More than 30 people, many of them high schoolers, took two hours to address the Duval County School Board Monday night about the district’s policies toward transgender students.
The board heard opposing views on how it deals with accommodations like restrooms, with the majority of speakers in favor of the district’s current policy.
After Sunday’s mass shooting at an LGBT nightclub in Orlando, Jacksonville Coalition for Equality lawyer Jimmy Midyette said he and other advocates wanted to make sure LGBT students felt supported in speaking out at the School Board meeting.
“I’m a little concerned that so many young people will be at the School Board meeting tonight to advocate for their rights in the wake of this tragedy, with the potential interaction of hate groups,” he told WJCT on Monday morning.
On Monday night, there was nothing on agenda to change the district's nondiscrimination policy, but about 25 people spoke in support of it, and seven spoke against it.
The district faces a lawsuit over its allowing transgender students to use restrooms and locker rooms matching their gender identities. Several current and former Duval students came to defend the non-discrimination policy, like 16-year-old transgender Paxon High student Ryan Stalvey.
“I’m here to tell you that we did not ask for this bathroom issue just as you didn’t. The only difference between you and me is that I’m transgender. But in all honestly I’m just a teenager. I’m just like every other boy in my grade. I’m not a threat in the restroom to your son. I just want to use the bathroom,” he said.
Duval School Superintendent Nikolai Vitti hugged Stalvey and another transgender student after they spoke.
The suit was filed last month by a mother of four Duval students, who claims her children are put in harm’s way. Her lawyer, Wes White, is running for state attorney. He filed it days after the federal government advised all public schools that nondiscrimination laws protect students on the basis of gender identity.
The Departments of Justice and Education sent a letter to every public school district in the country, with guidelines meant to ensure transgender and non-transgender students "can all enjoy a safe and discrimination-free environment."
The letter advises public schools how the interprets Title IX nondiscrimination policy to include gender identity in its definition of "sex." Schools that receive federal dollars aren’t allowed to discriminate based on students' sex.
On WJCT's "First Coast Connect" last month, Vitti said Duval County public schools have allowed students to use restrooms matching their gender identities since 2008.
“Over the past several years we’ve had transgender students come forward, usually at the school level, and that issue bubbles up to the district level so that we can problem solve to make sure that we can accommodate students,” Vitti said.
He said that would either entail students using a restroom matching their gender identity, or a single-stall restroom, if that’s what they prefer. The guidance in the federal letter said transgender students cannot be required to use single-stall restrooms, but they can be made available as an option.
A minority of the commenters, like former teacher Melody Bolduc whose filed to run for school board, said transgender students should be accommodated on a case-by-case basis only. She’s afraid boys who aren't transgender will enter girls’ bathrooms.

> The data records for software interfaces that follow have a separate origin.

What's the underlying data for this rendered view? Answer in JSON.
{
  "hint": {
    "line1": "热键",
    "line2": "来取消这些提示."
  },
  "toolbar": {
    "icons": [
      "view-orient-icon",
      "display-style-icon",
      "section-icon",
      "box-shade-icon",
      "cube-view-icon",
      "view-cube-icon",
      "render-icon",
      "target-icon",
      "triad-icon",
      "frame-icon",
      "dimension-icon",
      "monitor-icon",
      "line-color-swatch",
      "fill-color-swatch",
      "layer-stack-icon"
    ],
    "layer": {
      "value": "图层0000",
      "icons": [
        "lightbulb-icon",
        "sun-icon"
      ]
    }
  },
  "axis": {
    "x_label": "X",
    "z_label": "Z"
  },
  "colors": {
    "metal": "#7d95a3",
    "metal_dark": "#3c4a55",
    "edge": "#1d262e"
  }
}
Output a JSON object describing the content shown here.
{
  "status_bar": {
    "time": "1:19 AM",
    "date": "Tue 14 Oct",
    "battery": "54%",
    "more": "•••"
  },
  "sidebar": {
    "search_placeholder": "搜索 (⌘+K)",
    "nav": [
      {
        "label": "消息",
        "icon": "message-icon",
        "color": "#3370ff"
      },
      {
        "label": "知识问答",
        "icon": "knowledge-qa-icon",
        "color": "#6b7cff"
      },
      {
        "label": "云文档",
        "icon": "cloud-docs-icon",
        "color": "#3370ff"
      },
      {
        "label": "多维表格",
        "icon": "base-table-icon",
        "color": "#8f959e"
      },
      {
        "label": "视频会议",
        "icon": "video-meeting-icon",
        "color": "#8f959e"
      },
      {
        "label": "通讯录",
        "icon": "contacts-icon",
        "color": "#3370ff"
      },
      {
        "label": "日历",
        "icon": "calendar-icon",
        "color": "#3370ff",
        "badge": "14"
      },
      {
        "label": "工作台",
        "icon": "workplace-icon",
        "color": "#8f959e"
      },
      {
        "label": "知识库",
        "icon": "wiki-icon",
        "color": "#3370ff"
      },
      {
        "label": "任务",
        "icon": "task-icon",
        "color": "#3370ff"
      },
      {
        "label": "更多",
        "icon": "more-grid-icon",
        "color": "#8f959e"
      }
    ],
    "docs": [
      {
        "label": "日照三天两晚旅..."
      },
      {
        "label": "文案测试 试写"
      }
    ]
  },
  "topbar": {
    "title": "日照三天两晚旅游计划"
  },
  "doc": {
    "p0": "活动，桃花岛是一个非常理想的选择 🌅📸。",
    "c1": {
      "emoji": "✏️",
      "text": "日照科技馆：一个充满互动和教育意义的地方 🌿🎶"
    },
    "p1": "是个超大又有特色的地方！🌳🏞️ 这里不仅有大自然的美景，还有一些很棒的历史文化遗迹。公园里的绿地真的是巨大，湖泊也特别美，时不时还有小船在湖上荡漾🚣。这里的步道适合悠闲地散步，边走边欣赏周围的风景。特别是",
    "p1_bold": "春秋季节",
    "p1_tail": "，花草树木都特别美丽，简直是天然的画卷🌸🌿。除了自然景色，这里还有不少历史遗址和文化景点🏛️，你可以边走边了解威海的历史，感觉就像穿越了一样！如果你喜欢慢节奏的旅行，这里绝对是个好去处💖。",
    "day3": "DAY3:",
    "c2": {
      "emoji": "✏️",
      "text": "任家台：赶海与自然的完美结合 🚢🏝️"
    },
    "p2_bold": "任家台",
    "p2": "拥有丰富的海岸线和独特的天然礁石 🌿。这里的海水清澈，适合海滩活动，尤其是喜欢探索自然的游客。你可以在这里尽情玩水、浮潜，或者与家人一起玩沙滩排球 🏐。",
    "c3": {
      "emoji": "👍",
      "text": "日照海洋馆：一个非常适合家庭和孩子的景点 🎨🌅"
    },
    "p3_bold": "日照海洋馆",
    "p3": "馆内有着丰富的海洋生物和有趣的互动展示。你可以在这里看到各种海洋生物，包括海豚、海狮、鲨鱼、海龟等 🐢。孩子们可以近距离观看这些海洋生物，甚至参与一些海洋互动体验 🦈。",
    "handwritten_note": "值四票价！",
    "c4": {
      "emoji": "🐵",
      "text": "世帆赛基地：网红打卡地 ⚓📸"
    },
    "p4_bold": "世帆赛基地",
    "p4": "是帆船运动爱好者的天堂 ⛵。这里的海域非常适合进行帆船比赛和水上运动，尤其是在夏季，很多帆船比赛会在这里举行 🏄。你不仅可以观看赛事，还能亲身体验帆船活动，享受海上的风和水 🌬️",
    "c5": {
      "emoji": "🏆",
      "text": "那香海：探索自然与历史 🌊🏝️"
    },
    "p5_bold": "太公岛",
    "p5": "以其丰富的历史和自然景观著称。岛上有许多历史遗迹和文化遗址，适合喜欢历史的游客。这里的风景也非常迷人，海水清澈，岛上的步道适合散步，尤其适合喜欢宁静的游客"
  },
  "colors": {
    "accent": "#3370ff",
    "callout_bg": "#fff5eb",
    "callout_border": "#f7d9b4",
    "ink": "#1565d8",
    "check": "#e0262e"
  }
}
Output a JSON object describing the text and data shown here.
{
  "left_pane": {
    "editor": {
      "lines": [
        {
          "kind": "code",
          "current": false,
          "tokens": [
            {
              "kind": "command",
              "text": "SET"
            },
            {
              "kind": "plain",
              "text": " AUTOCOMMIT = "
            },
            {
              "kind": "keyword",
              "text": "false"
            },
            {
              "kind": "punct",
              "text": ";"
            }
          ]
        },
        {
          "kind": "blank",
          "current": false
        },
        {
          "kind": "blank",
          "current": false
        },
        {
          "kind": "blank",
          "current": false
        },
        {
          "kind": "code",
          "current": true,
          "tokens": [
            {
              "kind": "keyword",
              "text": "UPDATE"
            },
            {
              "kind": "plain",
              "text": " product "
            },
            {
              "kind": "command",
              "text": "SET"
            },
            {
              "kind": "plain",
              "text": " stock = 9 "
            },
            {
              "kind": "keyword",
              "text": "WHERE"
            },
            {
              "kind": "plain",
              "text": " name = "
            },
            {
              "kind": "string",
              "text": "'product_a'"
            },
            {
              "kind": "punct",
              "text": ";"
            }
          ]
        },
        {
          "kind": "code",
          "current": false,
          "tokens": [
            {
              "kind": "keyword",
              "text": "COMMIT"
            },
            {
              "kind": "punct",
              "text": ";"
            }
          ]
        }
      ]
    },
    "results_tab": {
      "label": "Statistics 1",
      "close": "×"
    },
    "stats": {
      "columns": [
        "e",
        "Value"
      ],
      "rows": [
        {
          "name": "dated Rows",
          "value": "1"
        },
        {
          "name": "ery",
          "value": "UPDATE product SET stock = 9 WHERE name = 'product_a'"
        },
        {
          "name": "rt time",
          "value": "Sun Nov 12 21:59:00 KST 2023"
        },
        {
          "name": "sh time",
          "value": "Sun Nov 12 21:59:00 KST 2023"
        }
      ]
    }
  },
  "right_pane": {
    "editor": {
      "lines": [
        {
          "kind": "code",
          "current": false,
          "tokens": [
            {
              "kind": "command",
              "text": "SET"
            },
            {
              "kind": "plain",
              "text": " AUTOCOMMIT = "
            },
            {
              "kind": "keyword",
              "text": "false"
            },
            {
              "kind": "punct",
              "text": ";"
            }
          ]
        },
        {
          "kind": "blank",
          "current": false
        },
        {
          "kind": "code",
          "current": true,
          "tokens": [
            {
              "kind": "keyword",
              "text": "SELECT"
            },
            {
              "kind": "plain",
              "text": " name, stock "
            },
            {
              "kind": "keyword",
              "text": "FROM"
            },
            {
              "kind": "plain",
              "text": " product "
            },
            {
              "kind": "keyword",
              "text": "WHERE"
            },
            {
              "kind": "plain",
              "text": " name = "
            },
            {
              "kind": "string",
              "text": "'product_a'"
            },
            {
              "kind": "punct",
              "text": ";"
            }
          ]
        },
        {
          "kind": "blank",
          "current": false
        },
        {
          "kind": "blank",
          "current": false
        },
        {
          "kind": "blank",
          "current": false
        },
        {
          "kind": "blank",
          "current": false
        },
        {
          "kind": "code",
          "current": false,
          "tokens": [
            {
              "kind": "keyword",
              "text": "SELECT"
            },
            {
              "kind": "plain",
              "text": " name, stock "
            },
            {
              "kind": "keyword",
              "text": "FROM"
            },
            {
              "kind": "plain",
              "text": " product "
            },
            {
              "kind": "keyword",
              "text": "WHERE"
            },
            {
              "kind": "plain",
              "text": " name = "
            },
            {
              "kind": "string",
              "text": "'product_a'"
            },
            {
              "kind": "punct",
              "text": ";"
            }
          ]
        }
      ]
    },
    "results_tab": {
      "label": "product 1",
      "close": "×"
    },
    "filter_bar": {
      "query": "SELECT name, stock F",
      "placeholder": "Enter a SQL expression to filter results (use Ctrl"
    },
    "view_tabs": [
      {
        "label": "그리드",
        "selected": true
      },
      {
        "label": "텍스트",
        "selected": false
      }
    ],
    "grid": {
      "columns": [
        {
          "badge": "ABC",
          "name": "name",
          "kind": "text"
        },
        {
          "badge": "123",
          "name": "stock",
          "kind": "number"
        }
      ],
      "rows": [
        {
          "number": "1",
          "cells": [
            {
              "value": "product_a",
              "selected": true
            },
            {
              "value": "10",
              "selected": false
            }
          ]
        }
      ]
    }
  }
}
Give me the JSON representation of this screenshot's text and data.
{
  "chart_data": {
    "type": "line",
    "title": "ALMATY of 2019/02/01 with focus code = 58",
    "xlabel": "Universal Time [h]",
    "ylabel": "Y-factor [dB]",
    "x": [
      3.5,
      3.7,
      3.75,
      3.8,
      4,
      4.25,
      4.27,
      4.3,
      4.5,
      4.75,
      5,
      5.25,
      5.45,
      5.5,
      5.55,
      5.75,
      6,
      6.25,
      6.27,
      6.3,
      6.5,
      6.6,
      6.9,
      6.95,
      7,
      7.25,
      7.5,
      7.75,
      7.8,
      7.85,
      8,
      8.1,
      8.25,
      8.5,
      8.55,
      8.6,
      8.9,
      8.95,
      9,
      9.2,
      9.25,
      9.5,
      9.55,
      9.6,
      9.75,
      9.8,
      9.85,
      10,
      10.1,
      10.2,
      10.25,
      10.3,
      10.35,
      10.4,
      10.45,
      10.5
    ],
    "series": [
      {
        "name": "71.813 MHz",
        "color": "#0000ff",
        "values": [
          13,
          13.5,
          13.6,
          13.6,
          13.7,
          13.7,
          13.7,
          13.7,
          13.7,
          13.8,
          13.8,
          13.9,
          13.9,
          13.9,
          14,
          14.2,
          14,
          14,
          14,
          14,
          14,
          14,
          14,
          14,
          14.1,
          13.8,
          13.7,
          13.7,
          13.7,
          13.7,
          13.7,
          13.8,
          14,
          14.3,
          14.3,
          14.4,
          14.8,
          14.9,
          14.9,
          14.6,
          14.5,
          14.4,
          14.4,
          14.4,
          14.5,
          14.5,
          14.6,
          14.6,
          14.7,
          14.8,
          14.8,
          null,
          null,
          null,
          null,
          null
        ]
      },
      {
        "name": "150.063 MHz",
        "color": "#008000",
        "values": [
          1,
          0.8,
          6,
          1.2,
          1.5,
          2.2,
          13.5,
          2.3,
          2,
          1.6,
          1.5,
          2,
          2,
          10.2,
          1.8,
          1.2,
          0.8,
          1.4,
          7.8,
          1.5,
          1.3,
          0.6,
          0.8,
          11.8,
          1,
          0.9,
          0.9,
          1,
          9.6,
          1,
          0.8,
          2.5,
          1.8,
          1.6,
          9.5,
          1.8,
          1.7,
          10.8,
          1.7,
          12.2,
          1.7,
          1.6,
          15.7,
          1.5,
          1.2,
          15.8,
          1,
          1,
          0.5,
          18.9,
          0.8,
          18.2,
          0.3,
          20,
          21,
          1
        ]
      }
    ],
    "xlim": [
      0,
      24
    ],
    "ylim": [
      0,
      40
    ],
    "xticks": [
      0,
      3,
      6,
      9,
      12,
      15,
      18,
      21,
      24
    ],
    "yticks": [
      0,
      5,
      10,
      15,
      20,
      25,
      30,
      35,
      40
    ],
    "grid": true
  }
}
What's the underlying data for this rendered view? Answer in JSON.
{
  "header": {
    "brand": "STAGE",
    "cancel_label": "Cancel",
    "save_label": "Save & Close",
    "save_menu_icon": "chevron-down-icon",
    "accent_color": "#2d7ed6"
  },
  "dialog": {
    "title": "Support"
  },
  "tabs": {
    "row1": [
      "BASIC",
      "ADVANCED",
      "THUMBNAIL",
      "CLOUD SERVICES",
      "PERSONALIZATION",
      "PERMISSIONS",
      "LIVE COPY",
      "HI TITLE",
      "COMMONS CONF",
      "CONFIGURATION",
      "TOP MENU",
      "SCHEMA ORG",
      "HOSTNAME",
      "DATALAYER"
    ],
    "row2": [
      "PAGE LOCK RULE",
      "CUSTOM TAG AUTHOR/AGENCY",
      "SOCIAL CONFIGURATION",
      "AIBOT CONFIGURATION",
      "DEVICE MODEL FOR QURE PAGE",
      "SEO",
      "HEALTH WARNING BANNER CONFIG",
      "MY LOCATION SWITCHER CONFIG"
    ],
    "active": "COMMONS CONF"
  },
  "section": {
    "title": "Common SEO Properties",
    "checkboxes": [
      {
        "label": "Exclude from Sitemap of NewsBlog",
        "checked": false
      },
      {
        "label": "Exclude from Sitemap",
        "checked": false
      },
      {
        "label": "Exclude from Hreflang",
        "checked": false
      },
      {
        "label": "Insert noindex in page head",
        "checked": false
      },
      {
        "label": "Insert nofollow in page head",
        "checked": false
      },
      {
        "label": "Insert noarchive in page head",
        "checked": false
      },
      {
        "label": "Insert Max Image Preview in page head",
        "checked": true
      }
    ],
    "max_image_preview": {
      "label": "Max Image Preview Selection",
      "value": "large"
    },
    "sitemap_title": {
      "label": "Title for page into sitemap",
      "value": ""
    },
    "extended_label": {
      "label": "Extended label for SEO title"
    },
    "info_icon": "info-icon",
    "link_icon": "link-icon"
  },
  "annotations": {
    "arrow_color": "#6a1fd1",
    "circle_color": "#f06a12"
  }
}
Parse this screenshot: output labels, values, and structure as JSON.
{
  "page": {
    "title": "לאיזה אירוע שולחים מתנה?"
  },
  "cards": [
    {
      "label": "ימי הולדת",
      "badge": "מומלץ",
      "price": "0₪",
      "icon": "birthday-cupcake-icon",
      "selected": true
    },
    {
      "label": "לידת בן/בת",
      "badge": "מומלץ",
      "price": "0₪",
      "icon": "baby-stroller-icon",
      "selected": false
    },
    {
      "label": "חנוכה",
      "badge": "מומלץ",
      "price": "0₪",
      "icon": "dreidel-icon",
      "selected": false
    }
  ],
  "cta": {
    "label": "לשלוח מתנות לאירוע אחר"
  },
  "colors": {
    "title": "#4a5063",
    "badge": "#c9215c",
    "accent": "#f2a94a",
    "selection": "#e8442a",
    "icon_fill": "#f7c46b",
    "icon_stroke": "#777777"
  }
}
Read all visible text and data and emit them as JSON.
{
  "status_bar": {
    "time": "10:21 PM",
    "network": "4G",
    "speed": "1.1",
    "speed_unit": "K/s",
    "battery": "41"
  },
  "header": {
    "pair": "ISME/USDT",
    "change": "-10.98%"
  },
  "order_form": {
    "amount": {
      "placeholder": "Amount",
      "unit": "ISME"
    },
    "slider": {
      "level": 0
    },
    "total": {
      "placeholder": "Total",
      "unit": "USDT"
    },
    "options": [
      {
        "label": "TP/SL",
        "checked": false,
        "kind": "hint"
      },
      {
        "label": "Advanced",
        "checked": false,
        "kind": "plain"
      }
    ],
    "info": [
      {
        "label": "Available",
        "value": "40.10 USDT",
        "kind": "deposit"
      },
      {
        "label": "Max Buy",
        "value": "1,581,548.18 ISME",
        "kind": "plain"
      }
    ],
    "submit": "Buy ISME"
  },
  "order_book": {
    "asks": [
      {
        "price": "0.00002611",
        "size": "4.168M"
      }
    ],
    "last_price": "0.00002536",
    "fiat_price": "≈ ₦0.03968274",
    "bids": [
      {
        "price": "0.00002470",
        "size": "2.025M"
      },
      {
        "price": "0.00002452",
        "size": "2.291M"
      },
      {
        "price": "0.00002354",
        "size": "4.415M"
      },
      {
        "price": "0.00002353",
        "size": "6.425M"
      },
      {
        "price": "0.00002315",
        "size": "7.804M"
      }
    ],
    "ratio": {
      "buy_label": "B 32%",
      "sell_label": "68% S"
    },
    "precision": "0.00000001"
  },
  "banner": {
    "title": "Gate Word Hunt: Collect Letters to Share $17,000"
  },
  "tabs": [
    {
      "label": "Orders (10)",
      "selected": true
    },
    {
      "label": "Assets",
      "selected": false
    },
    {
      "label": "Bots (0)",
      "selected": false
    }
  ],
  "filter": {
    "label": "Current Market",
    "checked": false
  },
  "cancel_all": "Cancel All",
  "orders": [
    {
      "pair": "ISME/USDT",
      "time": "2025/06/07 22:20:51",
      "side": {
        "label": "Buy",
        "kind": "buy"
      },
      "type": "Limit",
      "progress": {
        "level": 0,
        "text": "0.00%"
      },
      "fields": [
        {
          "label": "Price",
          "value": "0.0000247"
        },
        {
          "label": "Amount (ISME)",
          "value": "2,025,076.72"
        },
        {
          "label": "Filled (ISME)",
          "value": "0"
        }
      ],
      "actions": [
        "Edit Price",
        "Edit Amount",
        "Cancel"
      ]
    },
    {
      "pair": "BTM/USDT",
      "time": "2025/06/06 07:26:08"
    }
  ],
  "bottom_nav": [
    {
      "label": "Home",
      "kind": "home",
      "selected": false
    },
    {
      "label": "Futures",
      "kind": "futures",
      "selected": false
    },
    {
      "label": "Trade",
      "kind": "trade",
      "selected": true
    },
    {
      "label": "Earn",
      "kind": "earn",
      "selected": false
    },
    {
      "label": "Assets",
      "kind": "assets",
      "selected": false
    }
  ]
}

“I don’t know who here, out of all the men in this audience are willing to say, ‘You know what, I would have done some crazy things as a teenage boy.’ I am a teacher. I have studied a great deal of adolescent psychology,” she said.
The Duval County School Board has not moved to change its policy. But board member Jason Fischer, who is running for a state House seat, has called for the board to adopt a “common sense” policy requiring students to use the restrooms and locker rooms of their biological sex. That is the stance taken by school superintendents in Nassau and Clay counties.
At a school board workshop last month, about a dozen people came to speak about Duval’s policy. Most were against students' using the restroom of their identified gender.